I believe Ms. S displayed a great understanding in these dispositions. From the kindness she treats her students with, to the aggressive manner she approaches education, all are fulfilled. Ms. S is willing to adapt and explore new technology with her students, even if it does not apply to all. She has gone above and beyond to make herself available to parents, students, and other staff at her school concerning student’s learning needs. Every day in Ms. S’ class is a new adventure, getting exposure to new materials and new learning methods. However, these new materials and methods do not come without trial and error, which she also takes in great stride with her students. Her commitment to lifelong learning herself is evident, as we had to conduct our interview over the phone because she was at a special education conference to discuss new ways to assess student learning.
Currently I demonstrate an understanding of these dispositions by looking at every one of my students as a child first. I treat them with kindness, fairness, and I also allow my student to freedom to lead conversations, and to attempt new (safe) tasks on their own. Within my lessons, I allow for individual student modification by allowing students to complete tasks in their own desired material or style, when appropriate.

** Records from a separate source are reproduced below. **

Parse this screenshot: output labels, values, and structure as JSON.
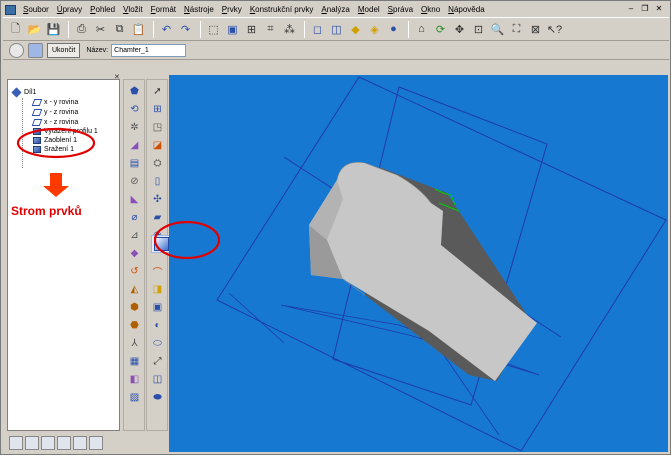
{
  "menu": {
    "items": [
      "Soubor",
      "Úpravy",
      "Pohled",
      "Vložit",
      "Formát",
      "Nástroje",
      "Prvky",
      "Konstrukční prvky",
      "Analýza",
      "Model",
      "Správa",
      "Okno",
      "Nápověda"
    ]
  },
  "feature_bar": {
    "finish_label": "Ukončit",
    "name_label": "Název:",
    "name_value": "Chamfer_1"
  },
  "tree": {
    "root": "Díl1",
    "items": [
      "x - y rovina",
      "y - z rovina",
      "x - z rovina",
      "Vytažení profilu 1",
      "Zaoblení 1",
      "Sražení 1"
    ]
  },
  "annotation": {
    "label": "Strom prvků",
    "color": "#e00000"
  },
  "colors": {
    "viewport_bg": "#1778d1",
    "plane_line": "#1e3aa8",
    "model_light": "#c7c7c7",
    "model_dark": "#5a5a5a",
    "highlight": "#e00000",
    "dimension": "#00d000"
  }
}
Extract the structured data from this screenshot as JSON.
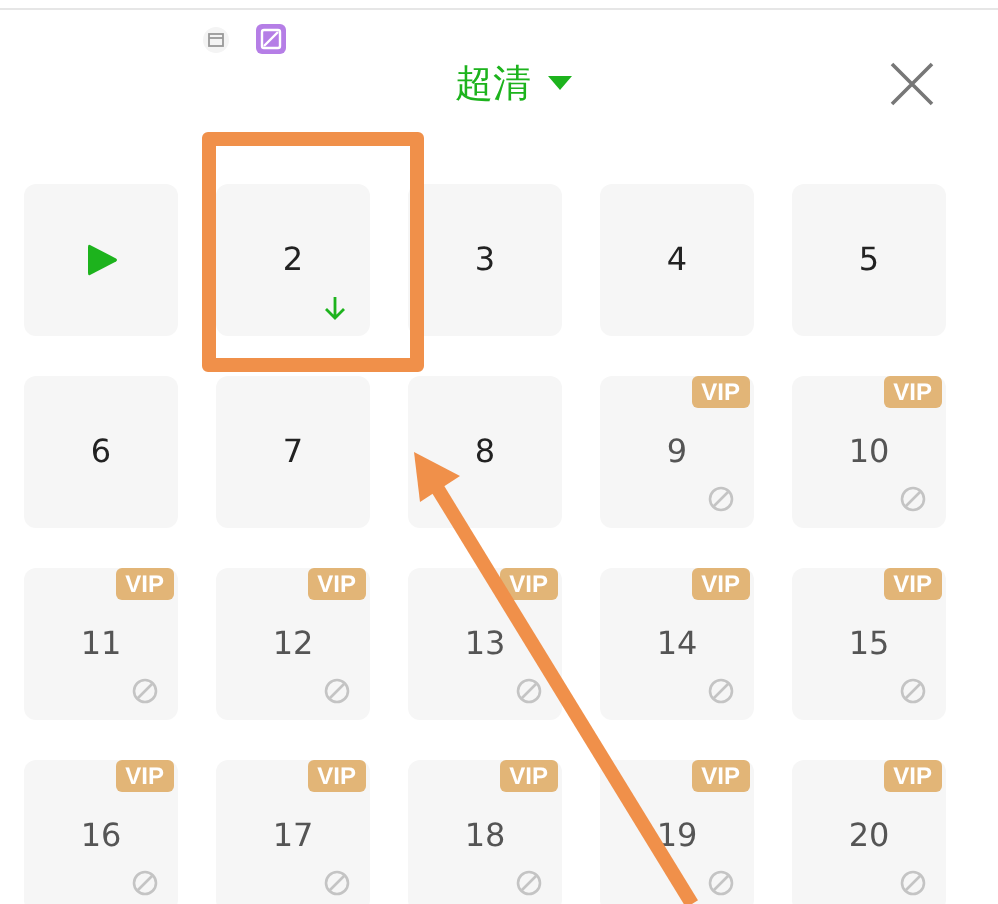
{
  "header": {
    "title": "超清"
  },
  "episodes": [
    {
      "kind": "play"
    },
    {
      "kind": "episode",
      "label": "2",
      "vip": false,
      "downloaded": true
    },
    {
      "kind": "episode",
      "label": "3",
      "vip": false,
      "downloaded": false
    },
    {
      "kind": "episode",
      "label": "4",
      "vip": false,
      "downloaded": false
    },
    {
      "kind": "episode",
      "label": "5",
      "vip": false,
      "downloaded": false
    },
    {
      "kind": "episode",
      "label": "6",
      "vip": false,
      "downloaded": false
    },
    {
      "kind": "episode",
      "label": "7",
      "vip": false,
      "downloaded": false
    },
    {
      "kind": "episode",
      "label": "8",
      "vip": false,
      "downloaded": false
    },
    {
      "kind": "episode",
      "label": "9",
      "vip": true,
      "badge": "VIP",
      "downloaded": false
    },
    {
      "kind": "episode",
      "label": "10",
      "vip": true,
      "badge": "VIP",
      "downloaded": false
    },
    {
      "kind": "episode",
      "label": "11",
      "vip": true,
      "badge": "VIP",
      "downloaded": false
    },
    {
      "kind": "episode",
      "label": "12",
      "vip": true,
      "badge": "VIP",
      "downloaded": false
    },
    {
      "kind": "episode",
      "label": "13",
      "vip": true,
      "badge": "VIP",
      "downloaded": false
    },
    {
      "kind": "episode",
      "label": "14",
      "vip": true,
      "badge": "VIP",
      "downloaded": false
    },
    {
      "kind": "episode",
      "label": "15",
      "vip": true,
      "badge": "VIP",
      "downloaded": false
    },
    {
      "kind": "episode",
      "label": "16",
      "vip": true,
      "badge": "VIP",
      "downloaded": false
    },
    {
      "kind": "episode",
      "label": "17",
      "vip": true,
      "badge": "VIP",
      "downloaded": false
    },
    {
      "kind": "episode",
      "label": "18",
      "vip": true,
      "badge": "VIP",
      "downloaded": false
    },
    {
      "kind": "episode",
      "label": "19",
      "vip": true,
      "badge": "VIP",
      "downloaded": false
    },
    {
      "kind": "episode",
      "label": "20",
      "vip": true,
      "badge": "VIP",
      "downloaded": false
    }
  ]
}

Technology is something that was every changing as I was on my own education journey, and I do not see that changing for today’s students. Being able to adapt and utilize new technology with my young students is one of my favorite things to do with them. I am expanding my own professional development and lifelong learning by being enrolled as programs such as this. However, when this program completes, I do plan on attending teaching conferences and such to better understand the evolving world of education.
Based on the interview with Ms. F., I think she followed majority of the dispositions given. I thought when she modified her lessons, she followed the dispositions, “Is committed to fairness” and “Persists in helping students achieve success by applying different approaches until they achieve that success.” She checked to see if students understood the content and then if they didn’t, made the best accommodations possible. I’m sure that she has used technology, but she didn’t discuss that with me. I also know that she believes in children learning at high levels. She wants to give the students the best resources possible to help them achieve, whether it be at school or at home. Also, she is committed to being ethical and respectful towards parents. She likes to communicate and inform her parents on a consistent basis.
When looking at if I am following the dispositions, I think that I am. If I am not following them, I will do so in the future. I feel that I am fair to all students, wanting them to achieve and learn at high levels. With that, I believe that all students should have a chance to learn the same content, but in different ways. If some students are struggling, it is best that I accommodate lessons and make it easier for them to understand. Also, we like to use technology throughout the day. Whether we are watching a video on turtles or are doing math, we make sure that we use the smartboard every day. Lastly, I have always been respectful to others, both professionally and personally. I work well with my colleagues and listen to any suggestions they may have for a child or a lesson. Professional trainings too happen weekly, so I can learn new strategies from different teachers in our district. Also, I communicate openly with my parents, whether it be through notes or face-to-face encounters every day.